Even with Philippines’ growing digital economy, firms in the country are slow in adopting e-commerce.

A study published by state think tank Philippine Institute for Development Studies (PIDS) revealed that only 1 in every 7 firms in the country adopted e-commerce in 2015.

The PIDS discussion paper “Determinants of E-Commerce Adoption of Philippine Businesses” authored by PIDS Senior Research Fellow Francis Mark Quimba and Research Analyst Sylwyn Calizo, found that “financial and insurance activities, as well as real estate activities, have seen very sharp declines in the share of establishments with e-commerce [through] the internet.”

However, the study notes that the industry and services sector are more likely to fully adopt e-commerce, compared to those in the manufacturing and primary sectors.

Industries with the highest proportion of establishments adopting e-commerce include water supply, sewerage, waste management, and remediation activities at 33.1 percent, followed by human health and social work at 25.3 percent, and accommodation and food service at 25.1 percent.

Companies using information and communications technology (ICT) in their finance, accounting, logistics, and research and development departments, “have a higher likelihood of adopting e-commerce”.

The size of a firm also affects its adoption of e-commerce.

E-commerce adoption is highest among large companies at about 15.7 percent. Meanwhile, e-commerce adoption among micro and small firms saw an increase from 5.9 percent in 2013 to 6.2 percent in 2015 and from 13.8 percent to 14.6 percent, respectively.

All over the country, e-commerce adoption is most prevalent in the National Capital Region, Central Luzon, and CALABARZON—comprising “more than half of e-commerce firms in 2013 and around 70.0 percent in 2015”, while Central Visayas and Davao Region have the biggest share in Visayas and Mindanao, respectively.

The study also found out that the more computers the firm has, the more likely the company is going to adopt e-commerce.

Maintaining the firm’s current business model is the primary reason cited by firms for their slow adoption to e-commerce.  Other reasons cited were: security and privacy concerns, unreliable internet connection, incompatibility of computer systems between consumers and suppliers, and the high development and maintenance costs of an e-commerce system.
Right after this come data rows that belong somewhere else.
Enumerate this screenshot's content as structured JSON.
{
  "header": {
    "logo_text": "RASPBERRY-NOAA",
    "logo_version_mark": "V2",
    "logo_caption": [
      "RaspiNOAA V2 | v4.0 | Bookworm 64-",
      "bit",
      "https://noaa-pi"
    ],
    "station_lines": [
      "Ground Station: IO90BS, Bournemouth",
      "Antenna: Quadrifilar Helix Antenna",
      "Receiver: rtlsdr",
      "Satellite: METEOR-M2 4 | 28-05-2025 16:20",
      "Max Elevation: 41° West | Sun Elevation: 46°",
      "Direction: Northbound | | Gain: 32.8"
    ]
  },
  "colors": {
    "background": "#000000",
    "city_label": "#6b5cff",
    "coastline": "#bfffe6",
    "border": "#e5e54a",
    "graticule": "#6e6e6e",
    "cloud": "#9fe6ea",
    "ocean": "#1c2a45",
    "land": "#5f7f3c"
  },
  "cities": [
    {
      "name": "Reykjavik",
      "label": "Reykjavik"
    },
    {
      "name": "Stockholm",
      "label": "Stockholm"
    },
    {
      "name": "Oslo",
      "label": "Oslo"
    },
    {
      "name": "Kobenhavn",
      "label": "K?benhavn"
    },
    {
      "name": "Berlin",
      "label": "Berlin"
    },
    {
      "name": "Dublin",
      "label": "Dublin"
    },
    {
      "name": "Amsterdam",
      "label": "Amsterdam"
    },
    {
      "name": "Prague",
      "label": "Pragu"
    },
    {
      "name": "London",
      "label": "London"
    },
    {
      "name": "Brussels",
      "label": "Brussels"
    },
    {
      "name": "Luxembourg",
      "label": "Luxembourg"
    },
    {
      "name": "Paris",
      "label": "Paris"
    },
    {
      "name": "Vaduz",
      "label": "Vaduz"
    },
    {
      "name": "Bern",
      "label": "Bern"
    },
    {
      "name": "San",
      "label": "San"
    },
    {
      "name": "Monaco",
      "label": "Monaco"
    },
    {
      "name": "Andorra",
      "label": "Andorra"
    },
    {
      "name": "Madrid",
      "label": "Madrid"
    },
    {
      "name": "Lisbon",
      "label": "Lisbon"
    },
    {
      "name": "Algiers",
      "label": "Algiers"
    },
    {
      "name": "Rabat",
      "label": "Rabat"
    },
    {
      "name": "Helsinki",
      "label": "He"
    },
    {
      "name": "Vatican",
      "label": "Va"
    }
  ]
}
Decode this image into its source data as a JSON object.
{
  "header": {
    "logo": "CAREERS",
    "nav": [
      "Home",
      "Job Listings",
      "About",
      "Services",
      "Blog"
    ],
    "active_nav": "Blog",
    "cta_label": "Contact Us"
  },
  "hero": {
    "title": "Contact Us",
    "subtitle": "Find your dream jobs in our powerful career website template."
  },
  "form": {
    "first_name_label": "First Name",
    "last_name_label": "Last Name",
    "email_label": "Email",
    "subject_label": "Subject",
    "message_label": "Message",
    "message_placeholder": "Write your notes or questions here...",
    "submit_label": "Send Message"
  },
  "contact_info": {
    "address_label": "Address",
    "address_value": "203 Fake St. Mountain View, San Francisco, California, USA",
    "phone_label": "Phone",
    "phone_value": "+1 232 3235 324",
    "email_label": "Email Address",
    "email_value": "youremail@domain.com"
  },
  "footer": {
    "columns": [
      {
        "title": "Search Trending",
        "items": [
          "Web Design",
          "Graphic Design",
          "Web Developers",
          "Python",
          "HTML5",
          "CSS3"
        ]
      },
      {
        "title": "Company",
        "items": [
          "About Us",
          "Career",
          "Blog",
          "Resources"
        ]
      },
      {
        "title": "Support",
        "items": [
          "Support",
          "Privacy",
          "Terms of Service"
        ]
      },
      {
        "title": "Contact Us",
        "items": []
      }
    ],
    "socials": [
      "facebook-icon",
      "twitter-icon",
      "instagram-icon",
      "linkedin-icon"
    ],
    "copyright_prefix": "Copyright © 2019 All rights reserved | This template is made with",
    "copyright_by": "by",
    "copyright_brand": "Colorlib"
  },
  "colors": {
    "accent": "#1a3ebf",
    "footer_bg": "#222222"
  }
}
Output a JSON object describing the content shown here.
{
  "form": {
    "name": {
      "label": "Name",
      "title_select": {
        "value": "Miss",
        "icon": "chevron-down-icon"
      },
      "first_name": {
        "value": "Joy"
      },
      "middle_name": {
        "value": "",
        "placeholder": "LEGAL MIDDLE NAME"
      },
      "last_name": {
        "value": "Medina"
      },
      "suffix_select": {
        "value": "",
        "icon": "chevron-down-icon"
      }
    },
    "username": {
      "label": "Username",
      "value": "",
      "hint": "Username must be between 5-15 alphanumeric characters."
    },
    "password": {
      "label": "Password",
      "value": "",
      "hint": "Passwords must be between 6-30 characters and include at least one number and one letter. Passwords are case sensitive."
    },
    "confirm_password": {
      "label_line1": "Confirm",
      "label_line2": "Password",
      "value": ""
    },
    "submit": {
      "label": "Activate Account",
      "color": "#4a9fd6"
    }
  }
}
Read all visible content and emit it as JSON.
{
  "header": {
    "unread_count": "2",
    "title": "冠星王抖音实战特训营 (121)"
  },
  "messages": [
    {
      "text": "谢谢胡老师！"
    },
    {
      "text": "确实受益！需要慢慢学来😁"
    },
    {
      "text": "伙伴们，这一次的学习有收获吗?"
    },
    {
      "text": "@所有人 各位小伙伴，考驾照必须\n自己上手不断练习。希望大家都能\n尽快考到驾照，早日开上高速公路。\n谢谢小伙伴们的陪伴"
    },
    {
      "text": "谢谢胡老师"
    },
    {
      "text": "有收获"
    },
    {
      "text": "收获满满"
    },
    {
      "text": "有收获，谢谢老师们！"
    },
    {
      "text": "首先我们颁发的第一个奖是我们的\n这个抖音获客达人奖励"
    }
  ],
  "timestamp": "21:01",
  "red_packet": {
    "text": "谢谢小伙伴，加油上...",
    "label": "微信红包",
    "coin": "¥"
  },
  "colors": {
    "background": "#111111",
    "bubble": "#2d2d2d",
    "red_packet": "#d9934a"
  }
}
The study urged the government and private sector, particularly micro, small, and medium enterprises (MSMEs) to adopt e-commerce in their firms to increase delivery of services, improving customer service and providing more personalized customer service.  (Rommel F. Lopez)